Top 5 surprising facts about Singapore

Singapore hosted an enormous party to celebrate 50 years of independence. On Sunday 9th August, Singapore commemorated five decades of independence from Malaysia and hosted the biggest and most expensive celebration the country has ever seen.

The national party - SG50 - had  its own logo that organisers claim embodied the Singaporean spirit "signifying that our dreams are not limited by the physical size of our island nation".

Costing almost £9.6 million, the extravaganza was held on the historic Padang and on the beautiful waterfront, where more than 150,000 people convened and participated.

Some 12,000 organisers and crew have been involved in putting together the spectacular national event, which included a nine-day light display, a book-giving ceremony, a fighter jet display, concerts and a carnival.

The national day is perceived as a special moment to look back on Singapore's history and celebrate the progress it has made since securing its independence on 9th August 1965.  It is a nation that is clearly very proud of its heritage and culture. 

Here are five facts that you may not know about Singapore.
 

Fastest walkers in the world

The people of Singapore don't like to dilly-dally when they've got places to be, as the nation is home to the fastest walkers in the world, according to a study from the University of Hertfordshire. Out of 32 countries, Singaporeans were found to have the quickest pace when out and about. Researchers timed how long it took 35 men and women to walk 18 metres, ignoring anyone distracted by a phone or weighed down by shopping bags. Those from Singapore took 10.55 seconds to walk the distance, compared to the 10.89 in Madrid, 11.03 in Dublin and 12 in New York.  
 

There are no lions in Lion City

With a name like Lion City, you would expect the place to be full of the big cats in zoos and sanctuaries. But this is not the case, the city has never actually been home to any prides. The name stems from the 13th century, when an Indonesian king saw a creature he believed to be a lion and named it Singapura, which means Lion City in Sanskrit. While there are no real lions in the city, the Merlion has become Singapore's mascot.
 

A hug can get you a bottle of Coca-Cola

While many other cities in the world can claim to have the biggest building or shopping mall, only Singapore lets you exchange a hug for a Coke. The city is home to the globe's only 'Hug Me' Coca-Cola machine, which dispenses bottles when a person wraps their arms around it. This means you can quench your thirst for the price of a simple hug.
 

Chewing gum is illegal
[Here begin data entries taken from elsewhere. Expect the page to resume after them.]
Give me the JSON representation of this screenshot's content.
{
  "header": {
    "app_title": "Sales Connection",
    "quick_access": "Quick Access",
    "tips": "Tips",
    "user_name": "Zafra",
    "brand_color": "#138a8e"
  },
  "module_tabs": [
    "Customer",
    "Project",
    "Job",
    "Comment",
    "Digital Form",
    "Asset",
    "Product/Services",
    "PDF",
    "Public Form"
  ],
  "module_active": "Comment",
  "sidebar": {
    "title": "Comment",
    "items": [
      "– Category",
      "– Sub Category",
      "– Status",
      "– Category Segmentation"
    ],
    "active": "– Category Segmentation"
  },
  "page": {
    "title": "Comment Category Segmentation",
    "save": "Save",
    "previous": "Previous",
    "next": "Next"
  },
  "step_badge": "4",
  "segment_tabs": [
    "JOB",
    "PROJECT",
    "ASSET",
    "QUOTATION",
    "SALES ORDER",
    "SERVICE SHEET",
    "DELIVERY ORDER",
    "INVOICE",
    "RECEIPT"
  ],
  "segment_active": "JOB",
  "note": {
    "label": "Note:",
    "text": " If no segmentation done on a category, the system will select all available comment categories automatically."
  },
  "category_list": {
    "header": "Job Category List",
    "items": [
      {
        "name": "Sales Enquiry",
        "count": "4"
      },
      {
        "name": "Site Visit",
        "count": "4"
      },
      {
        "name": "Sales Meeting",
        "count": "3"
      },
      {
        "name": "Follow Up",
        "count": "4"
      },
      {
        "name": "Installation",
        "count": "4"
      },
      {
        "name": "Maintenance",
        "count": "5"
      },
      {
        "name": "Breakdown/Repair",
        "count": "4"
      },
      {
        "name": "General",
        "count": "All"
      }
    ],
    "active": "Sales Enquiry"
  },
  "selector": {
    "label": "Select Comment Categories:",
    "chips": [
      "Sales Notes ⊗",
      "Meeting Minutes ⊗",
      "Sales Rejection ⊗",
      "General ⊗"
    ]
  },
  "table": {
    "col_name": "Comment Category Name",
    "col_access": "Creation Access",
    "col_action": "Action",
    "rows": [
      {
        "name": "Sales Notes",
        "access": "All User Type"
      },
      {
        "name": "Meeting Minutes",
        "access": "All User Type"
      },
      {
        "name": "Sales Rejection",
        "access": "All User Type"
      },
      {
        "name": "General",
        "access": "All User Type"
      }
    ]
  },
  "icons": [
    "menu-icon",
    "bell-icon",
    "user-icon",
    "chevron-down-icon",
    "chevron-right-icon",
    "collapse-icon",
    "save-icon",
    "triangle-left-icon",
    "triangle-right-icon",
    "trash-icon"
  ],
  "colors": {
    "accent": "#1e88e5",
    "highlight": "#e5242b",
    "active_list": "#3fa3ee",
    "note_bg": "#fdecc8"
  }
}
Have you ever stood or sat in chewing gum and cursed its existence? Well, Singapore could be your ideal place to live or holiday, as the confectionery has been banned since 1992. Actually, you can chew it, but it's illegal to import or sell it, so you would need to visit some sort of black market specialising in gum or get it prescribed by a doctor. It was outlawed because vandals kept sticking it over door sensors on trains to stop them from functioning properly, which disrupted services. The punishment for gum trafficking is a fine of up to £49,000 and a maximum jail sentence of two years.
 

Cartoon Network doesn't know where Singapore is

Despite being independent for 40 years at the time, Cartoon Network released an episode of Foster's Home for Imaginary Friends in 2005 that revealed it believed Singapore was in Malaysia. In an argument between the characters Mac and Terrence, the former tells the latter that the city is in Malaysia, despite it being an independent country off the coast of the Malay Peninsula.